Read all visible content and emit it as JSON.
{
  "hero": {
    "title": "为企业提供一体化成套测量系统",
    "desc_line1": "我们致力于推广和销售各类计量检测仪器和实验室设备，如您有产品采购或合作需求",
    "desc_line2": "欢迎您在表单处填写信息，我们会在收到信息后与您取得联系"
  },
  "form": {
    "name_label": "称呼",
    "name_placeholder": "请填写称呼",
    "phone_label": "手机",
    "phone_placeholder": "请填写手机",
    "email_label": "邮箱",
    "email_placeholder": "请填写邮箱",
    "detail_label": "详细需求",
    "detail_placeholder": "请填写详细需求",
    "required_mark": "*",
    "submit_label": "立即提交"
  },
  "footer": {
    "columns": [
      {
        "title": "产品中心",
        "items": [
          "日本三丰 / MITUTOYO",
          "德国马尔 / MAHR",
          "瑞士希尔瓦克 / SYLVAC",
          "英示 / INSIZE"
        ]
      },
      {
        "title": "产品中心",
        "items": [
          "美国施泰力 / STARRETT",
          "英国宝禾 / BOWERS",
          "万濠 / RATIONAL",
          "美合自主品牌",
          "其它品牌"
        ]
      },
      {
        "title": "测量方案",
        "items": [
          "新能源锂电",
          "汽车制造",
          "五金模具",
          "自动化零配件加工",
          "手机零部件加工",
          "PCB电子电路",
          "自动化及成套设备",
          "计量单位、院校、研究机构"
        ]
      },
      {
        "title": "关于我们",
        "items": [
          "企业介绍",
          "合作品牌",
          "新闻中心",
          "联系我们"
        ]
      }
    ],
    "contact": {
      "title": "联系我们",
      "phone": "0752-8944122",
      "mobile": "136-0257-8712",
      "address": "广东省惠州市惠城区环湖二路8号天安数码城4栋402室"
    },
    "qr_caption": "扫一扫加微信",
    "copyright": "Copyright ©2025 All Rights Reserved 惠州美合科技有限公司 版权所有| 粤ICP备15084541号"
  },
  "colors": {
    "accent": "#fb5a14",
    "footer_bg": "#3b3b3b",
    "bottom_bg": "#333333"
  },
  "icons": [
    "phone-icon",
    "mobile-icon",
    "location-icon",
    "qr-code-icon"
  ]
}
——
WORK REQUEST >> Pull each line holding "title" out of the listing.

EXPECTED ANSWER >>
    "title": "为企业提供一体化成套测量系统",
        "title": "产品中心",
        "title": "产品中心",
        "title": "测量方案",
        "title": "关于我们",
      "title": "联系我们",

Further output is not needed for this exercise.